Cryptography Stack Exchange is a question and answer site for software developers, mathematicians and others interested in cryptography. Join them; it only takes a minute:

Sign up
Here's how it works:
  1. Anybody can ask a question
  2. Anybody can answer
  3. The best answers are voted up and rise to the top

I'm writing some code to digitally sign certain files (JSON, if you must know), and I'm trying to understand the use cases, not being a crypto guy myself.

I understand there are use cases where several parties all need to sign the same content, e.g. the two parties who enter a contract sign it to indicate their approval.

But are there use cases where B signs not just the content (of the contract, or whatever), but the concatenation of content plus the previously-created signature by A of the content?

Update: given this discussion, I created a proposal that I believe covers the case in case you are interested:

share|improve this question
You should take a look at JSON Web Signature (JWS). I didn't read it myself, so I can't vouch for its quality. – CodesInChaos Mar 13 '14 at 21:12
Duh! I was looking for something like that and failed to find it. Thanks for pointing it out. – Johannes Ernst Mar 13 '14 at 21:14
From what I can tell, this is about representing the signature/metadata in JSON, assuming blobs as payload, so it doesn't really address my use case. – Johannes Ernst Mar 13 '14 at 21:20
up vote 5 down vote accepted

In a nutshell there are two main uses cases for signing an existing signature:

  • validation: the signature of another person (ex: a superior) is required to give effect to a primary signature. The second signature covers the content, the first signature and potentially additional data added by the second signer.
  • witness / notary: a second person signs only the first signature, to vouch that the person applying the first signature is indeed the right one. Contrary to the previous case, the content is not covered by the second signature, because the second signer does not commit to it.
share|improve this answer

Yes. An independent witness to the signing may vouch for the initial signing, and do so by signing the whole document. E.g. this could indicate that the signing was done by an officer of the company and not a rogue employee.
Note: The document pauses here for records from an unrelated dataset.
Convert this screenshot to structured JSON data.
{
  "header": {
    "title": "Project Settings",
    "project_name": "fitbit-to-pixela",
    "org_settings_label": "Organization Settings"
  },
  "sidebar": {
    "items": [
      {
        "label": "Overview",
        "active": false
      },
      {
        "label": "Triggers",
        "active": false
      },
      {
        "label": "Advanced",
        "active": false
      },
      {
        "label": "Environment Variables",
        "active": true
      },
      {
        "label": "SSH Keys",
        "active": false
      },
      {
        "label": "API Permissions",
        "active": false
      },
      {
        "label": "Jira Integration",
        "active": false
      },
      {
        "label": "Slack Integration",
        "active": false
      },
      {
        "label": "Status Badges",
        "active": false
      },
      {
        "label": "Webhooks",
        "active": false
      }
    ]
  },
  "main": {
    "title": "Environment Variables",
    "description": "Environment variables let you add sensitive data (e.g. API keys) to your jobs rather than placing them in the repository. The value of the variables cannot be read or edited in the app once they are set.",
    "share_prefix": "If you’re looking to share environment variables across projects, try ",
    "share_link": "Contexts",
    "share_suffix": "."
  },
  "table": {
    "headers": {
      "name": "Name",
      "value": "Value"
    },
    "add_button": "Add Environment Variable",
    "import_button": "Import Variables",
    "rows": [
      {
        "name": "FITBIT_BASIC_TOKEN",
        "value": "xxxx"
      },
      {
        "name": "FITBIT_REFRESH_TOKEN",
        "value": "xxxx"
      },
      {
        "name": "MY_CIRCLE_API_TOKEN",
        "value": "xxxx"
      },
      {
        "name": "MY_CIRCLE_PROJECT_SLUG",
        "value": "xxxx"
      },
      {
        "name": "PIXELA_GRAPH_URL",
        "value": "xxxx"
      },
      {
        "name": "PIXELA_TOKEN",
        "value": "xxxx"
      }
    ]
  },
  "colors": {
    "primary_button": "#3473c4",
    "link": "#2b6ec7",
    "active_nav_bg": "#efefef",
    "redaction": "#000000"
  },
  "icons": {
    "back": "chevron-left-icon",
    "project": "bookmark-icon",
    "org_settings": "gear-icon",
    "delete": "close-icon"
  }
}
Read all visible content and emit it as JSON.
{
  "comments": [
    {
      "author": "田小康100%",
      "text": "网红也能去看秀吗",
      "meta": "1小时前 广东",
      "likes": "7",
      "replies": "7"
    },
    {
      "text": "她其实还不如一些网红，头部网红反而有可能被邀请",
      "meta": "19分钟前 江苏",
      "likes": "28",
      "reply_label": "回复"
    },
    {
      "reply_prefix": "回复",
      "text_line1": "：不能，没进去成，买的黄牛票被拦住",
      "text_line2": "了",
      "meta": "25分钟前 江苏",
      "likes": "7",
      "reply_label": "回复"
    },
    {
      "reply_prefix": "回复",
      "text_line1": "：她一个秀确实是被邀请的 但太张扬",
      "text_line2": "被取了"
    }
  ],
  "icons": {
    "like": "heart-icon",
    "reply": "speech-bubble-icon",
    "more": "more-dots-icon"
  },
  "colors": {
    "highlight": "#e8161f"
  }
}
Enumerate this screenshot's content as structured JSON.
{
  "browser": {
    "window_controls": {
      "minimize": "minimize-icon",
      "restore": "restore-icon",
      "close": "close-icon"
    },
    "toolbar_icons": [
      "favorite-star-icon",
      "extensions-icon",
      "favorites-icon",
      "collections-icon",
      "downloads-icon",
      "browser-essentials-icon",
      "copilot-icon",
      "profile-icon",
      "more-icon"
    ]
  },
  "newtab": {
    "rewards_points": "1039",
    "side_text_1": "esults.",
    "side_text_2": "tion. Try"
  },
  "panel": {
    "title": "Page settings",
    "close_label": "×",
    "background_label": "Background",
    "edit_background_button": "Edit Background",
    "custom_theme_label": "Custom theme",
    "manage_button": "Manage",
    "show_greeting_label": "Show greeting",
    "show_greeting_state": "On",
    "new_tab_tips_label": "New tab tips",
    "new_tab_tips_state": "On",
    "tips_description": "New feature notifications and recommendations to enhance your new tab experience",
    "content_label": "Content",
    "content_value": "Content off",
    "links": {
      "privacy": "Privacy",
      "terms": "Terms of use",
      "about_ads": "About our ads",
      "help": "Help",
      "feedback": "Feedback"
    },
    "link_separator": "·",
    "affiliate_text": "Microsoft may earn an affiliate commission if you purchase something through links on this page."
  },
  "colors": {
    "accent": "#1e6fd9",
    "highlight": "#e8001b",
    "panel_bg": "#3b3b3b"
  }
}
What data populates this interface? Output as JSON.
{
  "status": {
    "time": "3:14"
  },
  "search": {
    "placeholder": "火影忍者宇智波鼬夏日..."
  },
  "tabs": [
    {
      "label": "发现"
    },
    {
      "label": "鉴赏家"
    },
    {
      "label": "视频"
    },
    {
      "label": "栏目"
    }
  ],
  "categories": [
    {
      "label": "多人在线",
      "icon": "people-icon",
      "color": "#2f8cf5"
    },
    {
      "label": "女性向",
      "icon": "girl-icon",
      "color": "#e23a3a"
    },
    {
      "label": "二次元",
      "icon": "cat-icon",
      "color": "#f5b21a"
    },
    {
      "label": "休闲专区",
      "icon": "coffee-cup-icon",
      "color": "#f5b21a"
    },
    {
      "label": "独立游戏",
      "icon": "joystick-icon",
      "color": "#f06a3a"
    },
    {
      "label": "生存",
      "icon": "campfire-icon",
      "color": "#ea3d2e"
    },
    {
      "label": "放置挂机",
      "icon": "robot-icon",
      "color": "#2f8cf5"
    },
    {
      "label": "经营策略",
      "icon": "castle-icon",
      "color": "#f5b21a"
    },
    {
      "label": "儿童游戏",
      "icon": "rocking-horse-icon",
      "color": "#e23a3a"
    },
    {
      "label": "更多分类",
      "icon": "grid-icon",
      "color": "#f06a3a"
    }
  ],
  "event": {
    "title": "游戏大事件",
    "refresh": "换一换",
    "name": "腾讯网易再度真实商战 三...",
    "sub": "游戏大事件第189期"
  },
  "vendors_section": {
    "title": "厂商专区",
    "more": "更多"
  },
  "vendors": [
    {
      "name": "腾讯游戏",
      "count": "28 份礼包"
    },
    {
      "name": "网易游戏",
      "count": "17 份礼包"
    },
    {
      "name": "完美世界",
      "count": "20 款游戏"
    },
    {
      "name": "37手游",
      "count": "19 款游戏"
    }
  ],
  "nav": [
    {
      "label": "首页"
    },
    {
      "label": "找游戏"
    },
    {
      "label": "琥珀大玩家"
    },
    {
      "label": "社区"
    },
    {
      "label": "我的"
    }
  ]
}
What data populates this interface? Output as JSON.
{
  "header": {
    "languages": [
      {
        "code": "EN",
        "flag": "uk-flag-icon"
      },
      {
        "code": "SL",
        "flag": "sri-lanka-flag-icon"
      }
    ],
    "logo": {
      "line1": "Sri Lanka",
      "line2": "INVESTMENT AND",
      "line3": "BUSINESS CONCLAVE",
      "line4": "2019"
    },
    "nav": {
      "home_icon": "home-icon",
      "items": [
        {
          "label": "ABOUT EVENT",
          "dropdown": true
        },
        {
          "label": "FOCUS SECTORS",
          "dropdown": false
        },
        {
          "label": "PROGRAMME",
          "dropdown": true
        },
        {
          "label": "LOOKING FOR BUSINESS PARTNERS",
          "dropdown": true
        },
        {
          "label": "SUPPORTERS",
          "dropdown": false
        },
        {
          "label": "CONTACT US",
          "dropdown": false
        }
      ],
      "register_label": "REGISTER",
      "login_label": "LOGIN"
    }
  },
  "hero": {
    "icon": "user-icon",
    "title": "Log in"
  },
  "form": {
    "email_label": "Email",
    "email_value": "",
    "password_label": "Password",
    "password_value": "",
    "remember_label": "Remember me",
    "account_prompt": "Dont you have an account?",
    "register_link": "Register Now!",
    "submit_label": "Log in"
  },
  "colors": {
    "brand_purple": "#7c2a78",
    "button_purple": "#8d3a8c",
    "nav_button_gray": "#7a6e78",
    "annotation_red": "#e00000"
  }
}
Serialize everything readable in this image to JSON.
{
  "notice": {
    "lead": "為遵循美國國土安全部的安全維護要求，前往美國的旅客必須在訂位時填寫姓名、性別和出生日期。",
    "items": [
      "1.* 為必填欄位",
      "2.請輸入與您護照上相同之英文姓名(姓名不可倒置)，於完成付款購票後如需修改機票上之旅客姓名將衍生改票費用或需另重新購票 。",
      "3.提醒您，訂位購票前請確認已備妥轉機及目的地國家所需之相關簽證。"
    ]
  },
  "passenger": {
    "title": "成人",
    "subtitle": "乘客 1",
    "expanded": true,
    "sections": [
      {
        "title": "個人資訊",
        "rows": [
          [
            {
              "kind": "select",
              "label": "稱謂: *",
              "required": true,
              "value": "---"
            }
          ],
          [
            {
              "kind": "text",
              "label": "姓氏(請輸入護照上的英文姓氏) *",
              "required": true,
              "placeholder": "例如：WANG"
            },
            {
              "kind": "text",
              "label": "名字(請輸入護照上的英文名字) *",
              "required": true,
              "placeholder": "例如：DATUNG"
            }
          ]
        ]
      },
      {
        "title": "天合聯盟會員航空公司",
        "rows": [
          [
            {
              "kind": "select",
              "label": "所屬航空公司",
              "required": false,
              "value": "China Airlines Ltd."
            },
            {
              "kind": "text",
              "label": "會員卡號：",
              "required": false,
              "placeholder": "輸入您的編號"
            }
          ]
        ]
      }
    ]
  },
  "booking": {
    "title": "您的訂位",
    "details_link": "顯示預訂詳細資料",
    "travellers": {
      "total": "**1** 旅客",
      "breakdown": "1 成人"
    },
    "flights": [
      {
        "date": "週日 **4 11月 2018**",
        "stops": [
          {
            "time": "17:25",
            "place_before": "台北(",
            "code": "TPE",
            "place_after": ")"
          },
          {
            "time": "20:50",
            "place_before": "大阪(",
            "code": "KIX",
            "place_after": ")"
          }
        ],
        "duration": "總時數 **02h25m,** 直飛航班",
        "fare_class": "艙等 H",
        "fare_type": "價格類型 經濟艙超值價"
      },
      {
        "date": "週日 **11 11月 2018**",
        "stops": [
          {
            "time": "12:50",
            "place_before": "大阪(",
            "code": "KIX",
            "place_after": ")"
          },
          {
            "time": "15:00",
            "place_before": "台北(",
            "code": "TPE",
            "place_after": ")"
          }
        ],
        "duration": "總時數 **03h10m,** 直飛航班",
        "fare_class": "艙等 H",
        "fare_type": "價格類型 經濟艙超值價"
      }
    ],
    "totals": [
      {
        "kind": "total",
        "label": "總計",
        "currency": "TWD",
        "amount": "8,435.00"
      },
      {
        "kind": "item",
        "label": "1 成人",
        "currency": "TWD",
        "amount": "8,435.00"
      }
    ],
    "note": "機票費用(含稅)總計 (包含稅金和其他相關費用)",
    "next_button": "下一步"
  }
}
share|improve this answer
Thank you for actually answering my question :-) – Johannes Ernst Mar 13 '14 at 22:24

Another usecase for "signing a signature" could be a timestamp service:

The original document was signed by Alice. To be later able to prove that Alice did sign before some date, Alice (or Bob) submits it to a timestamp service (Tim). Tim adds a time stamp and signs the combination of "timestamp, Alice's signature".

Later Bob can prove that Alice signed the document before some time.

share|improve this answer

Maybe. Why not? Why would you rule this out? A signature is just bits. When you sign a message, you sign a stream of bits. If you are implementing a signature API, your API should allow a signer to sign any byte-sequence they like, and should allow them to get the signature as a byte-sequence. I can't imagine any reason why you would prohibit that. And if you allow that, the use case is already covered. So, I'm not clear why you are asking. What problem are you trying to solve? How will the answer to this question change how you design/implement your code?

share|improve this answer
Because of the particular structure of my payload: it has certain processing advantages to put the signature and associated meta-data into the signed JSON itself as JSON fields. (e.g. it remains a JSON document and can be fetched over the network in a single operation) – Johannes Ernst Mar 13 '14 at 21:12
@JohannesErnst I'd rather encapsulate it, like {data={...}, sigs=[{sig1}, {sig2}]}. If one signature needs to be signed, the outer signature can encapsulate the previous one, else add them to the array. – CodesInChaos Mar 13 '14 at 21:14
@CodesInChaos: there's some advantage to that, I agree, but the downside is that the structure of the JSON document changes (it is now a child of "data") which means existing parsers would have to be changed. – Johannes Ernst Mar 13 '14 at 21:18

Your Answer


By posting your answer, you agree to the privacy policy and terms of service.

Not the answer you're looking for? Browse other questions tagged or ask your own question.